  8. ^ a b "Phoenix Coyotes sign forward Jeff Halpern". Msn.foxsports.com. Retrieved October 15, 2013. 
  9. ^ a b "Phoenic Coyotes sign Jeff Halpern – NHL Free Agency 2013". Nhl.com. Retrieved October 15, 2013. 
  10. ^ Eetu Ampuja, Turku (September 16, 2013). "TPS:n uusi vahvistus Jeff Halpern: "Minulla on edelleen kunnianhimoa NHL:ään" – SM-liiga – Ilta-Sanomat". Iltasanomat.fi. Retrieved October 15, 2013. 
  11. ^ "TPS:lle 900 NHL-ottelun sentteri – SM-LIIGA – 15.09.2013 – Uutiset – Jatkoaika.com – Kaikki jääkiekosta" (in Finnish). Jatkoaika.com. Retrieved October 15, 2013. 
  12. ^ ".". azcentral.com. Retrieved October 15, 2013. 
  13. ^ "Coyotes sign forward Halpern to one-year contract". Tsn.ca. February 28, 2011. Retrieved October 15, 2013. 
  14. ^ "Jeff Halpern NHL Salary Contract History". Capgeek.com. May 3, 1976. Retrieved October 15, 2013. 
  15. ^ "Jews (and Mel) on the big screen, Winter sports roundup". Jweekly. January 21, 2010. Retrieved June 1, 2010. 

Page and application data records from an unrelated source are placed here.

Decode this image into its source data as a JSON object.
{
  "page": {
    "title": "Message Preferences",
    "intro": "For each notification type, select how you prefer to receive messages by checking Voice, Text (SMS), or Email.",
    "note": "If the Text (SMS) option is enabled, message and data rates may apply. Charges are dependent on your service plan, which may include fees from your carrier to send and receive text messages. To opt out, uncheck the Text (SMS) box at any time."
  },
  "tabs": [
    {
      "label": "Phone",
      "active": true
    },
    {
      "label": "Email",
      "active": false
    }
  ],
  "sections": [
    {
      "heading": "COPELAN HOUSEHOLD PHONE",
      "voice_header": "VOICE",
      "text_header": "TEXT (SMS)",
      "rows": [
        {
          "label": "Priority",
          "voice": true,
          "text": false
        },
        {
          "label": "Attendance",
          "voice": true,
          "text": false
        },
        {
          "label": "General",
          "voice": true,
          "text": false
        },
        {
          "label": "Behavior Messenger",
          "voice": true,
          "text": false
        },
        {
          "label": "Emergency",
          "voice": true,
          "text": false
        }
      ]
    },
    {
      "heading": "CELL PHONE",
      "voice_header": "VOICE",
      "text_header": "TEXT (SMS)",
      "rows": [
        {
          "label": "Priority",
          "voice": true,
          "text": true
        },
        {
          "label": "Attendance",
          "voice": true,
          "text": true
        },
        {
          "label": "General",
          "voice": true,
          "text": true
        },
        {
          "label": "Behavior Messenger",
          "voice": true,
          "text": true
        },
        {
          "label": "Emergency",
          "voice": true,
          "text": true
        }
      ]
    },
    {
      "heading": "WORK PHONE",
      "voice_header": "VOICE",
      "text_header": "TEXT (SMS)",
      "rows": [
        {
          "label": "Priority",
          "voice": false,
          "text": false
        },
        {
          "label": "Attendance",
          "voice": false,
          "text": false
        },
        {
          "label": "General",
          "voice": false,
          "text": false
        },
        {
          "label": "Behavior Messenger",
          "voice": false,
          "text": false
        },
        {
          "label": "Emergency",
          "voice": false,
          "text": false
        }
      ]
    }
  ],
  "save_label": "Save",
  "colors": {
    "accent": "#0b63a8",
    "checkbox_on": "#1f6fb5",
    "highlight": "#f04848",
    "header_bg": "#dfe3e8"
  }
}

  16. ^ "Professional Hockey Review: 2010–11; National Hockey League". Jewish Sports Review 8 (87): 7. September/October 2011, accessed September 15, 2011.  Check date values in: |date= (help);
  17. ^ Rodricks, Dan (April 10, 2001). "200,000 miles (320,000 km) not too far to chase an NHL dream". Baltimore Sun. Retrieved October 29, 2008. [dead link]
  18. ^ "Capitals' Halpern Acts on Faith". washingtonpost.com. October 12, 2005. Retrieved July 2, 2011. 
  19. ^ "Jeff Halpern married a former Redskins Cheerleader". Washington Post. July 5, 2011. Retrieved July 5, 2011. 
  20. ^ David Elfin. "Bnai Brith Magazine – Winter 2011: Mitzvah on Ice". Mydigimag.rrd.com. Retrieved January 14, 2013. 
  21. ^ "Even after birth of first child, Braden Holtby focused as ever on game 7". NBC Sports. April 4, 2012. Retrieved April 4, 2012. 

External links[edit]

Awards and achievements
Preceded by
Jason Elliott
ECAC Hockey Most Outstanding Player in Tournament
1998
Succeeded by
Willie Mitchell
Sporting positions
Preceded by
Steve Konowalchuk
Washington Capitals captain
2005–06
Succeeded by
Chris Clark